[Element data from apps and pages]
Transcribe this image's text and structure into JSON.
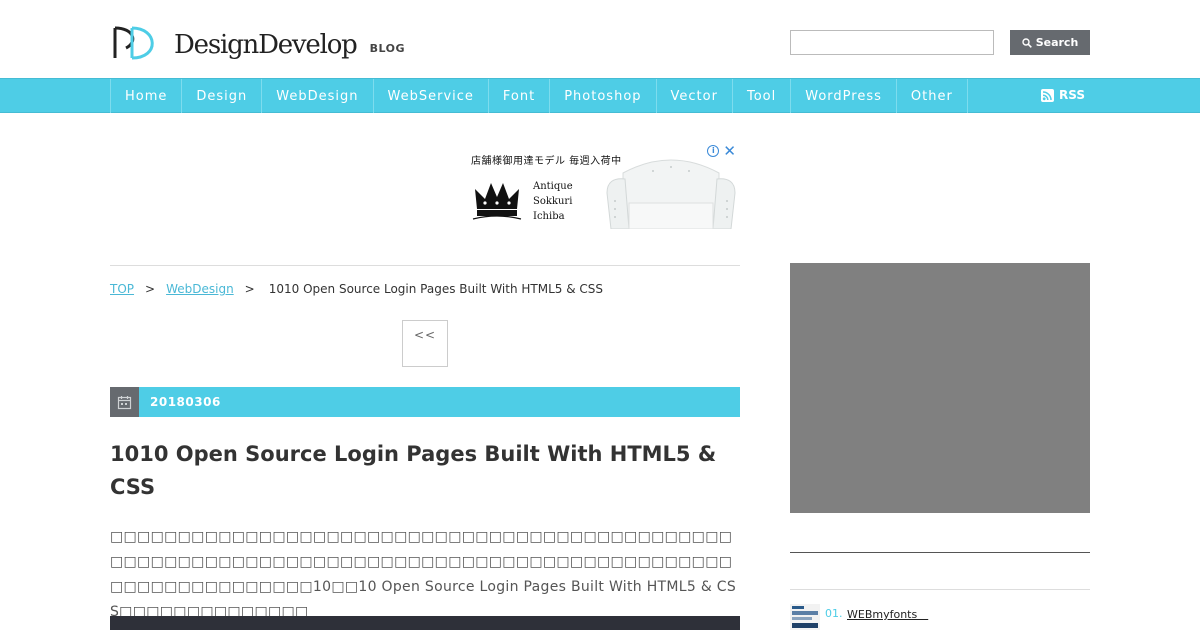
{
  "header": {
    "logo_text": "DesignDevelop",
    "logo_sub": "BLOG",
    "search": {
      "value": "",
      "placeholder": "",
      "button_label": "Search"
    }
  },
  "nav": {
    "items": [
      "Home",
      "Design",
      "WebDesign",
      "WebService",
      "Font",
      "Photoshop",
      "Vector",
      "Tool",
      "WordPress",
      "Other"
    ],
    "rss_label": "RSS"
  },
  "ad": {
    "headline": "店舗様御用達モデル 毎週入荷中",
    "brand_lines": [
      "Antique",
      "Sokkuri",
      "Ichiba"
    ]
  },
  "breadcrumb": {
    "top": "TOP",
    "sep": ">",
    "category": "WebDesign",
    "current": "1010 Open Source Login Pages Built With HTML5 & CSS"
  },
  "pager": {
    "prev_label": "<<"
  },
  "article": {
    "date": "20180306",
    "title": " 1010 Open Source Login Pages Built With HTML5 & CSS",
    "body": "□□□□□□□□□□□□□□□□□□□□□□□□□□□□□□□□□□□□□□□□□□□□□□□□□□□□□□□□□□□□□□□□□□□□□□□□□□□□□□□□□□□□□□□□□□□□□□□□□□□□□□□□□□□10□□10 Open Source Login Pages Built With HTML5 & CSS□□□□□□□□□□□□□□"
  },
  "sidebar": {
    "rank_items": [
      {
        "num": "01.",
        "label": "WEBmyfonts　"
      }
    ]
  },
  "colors": {
    "accent": "#4ecde6",
    "dark": "#666a6f",
    "link": "#4ab8d6",
    "ad_gray": "#808080"
  }
}
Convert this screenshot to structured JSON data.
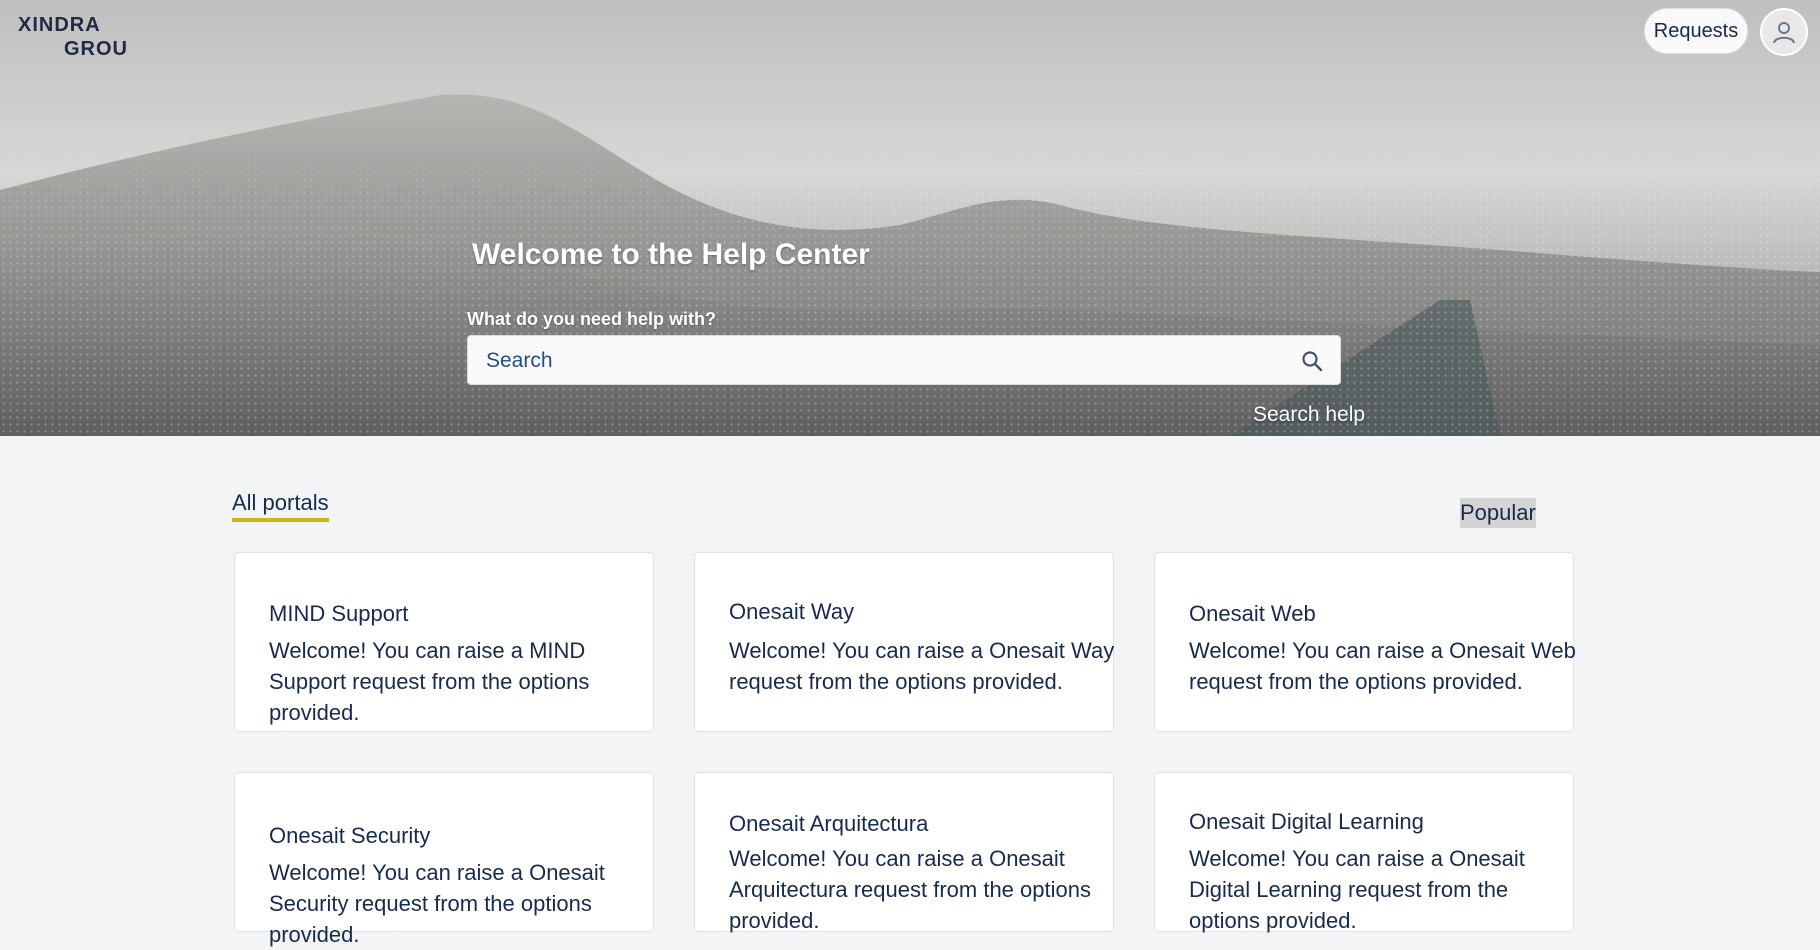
{
  "header": {
    "logo_line1": "XINDRA",
    "logo_line2": "GROU",
    "requests_label": "Requests",
    "avatar_icon": "user-icon"
  },
  "hero": {
    "title": "Welcome to the Help Center",
    "subtitle": "What do you need help with?",
    "search_placeholder": "Search",
    "search_icon": "search-icon",
    "search_help": "Search help"
  },
  "tabs": {
    "all_portals": "All portals",
    "popular": "Popular"
  },
  "portals": [
    {
      "title": "MIND Support",
      "description": "Welcome! You can raise a MIND Support request from the options provided."
    },
    {
      "title": "Onesait Way",
      "description": "Welcome! You can raise a Onesait Way request from the options provided."
    },
    {
      "title": "Onesait Web",
      "description": "Welcome! You can raise a Onesait Web request from the options provided."
    },
    {
      "title": "Onesait Security",
      "description": "Welcome! You can raise a Onesait Security request from the options provided."
    },
    {
      "title": "Onesait Arquitectura",
      "description": "Welcome! You can raise a Onesait Arquitectura request from the options provided."
    },
    {
      "title": "Onesait Digital Learning",
      "description": "Welcome! You can raise a Onesait Digital Learning request from the options provided."
    }
  ],
  "colors": {
    "accent": "#c9b716",
    "text": "#172b4d",
    "background": "#f3f4f6"
  }
}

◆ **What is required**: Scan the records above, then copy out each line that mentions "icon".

◆ **Solution to this task**:
    "avatar_icon": "user-icon"
    "search_icon": "search-icon",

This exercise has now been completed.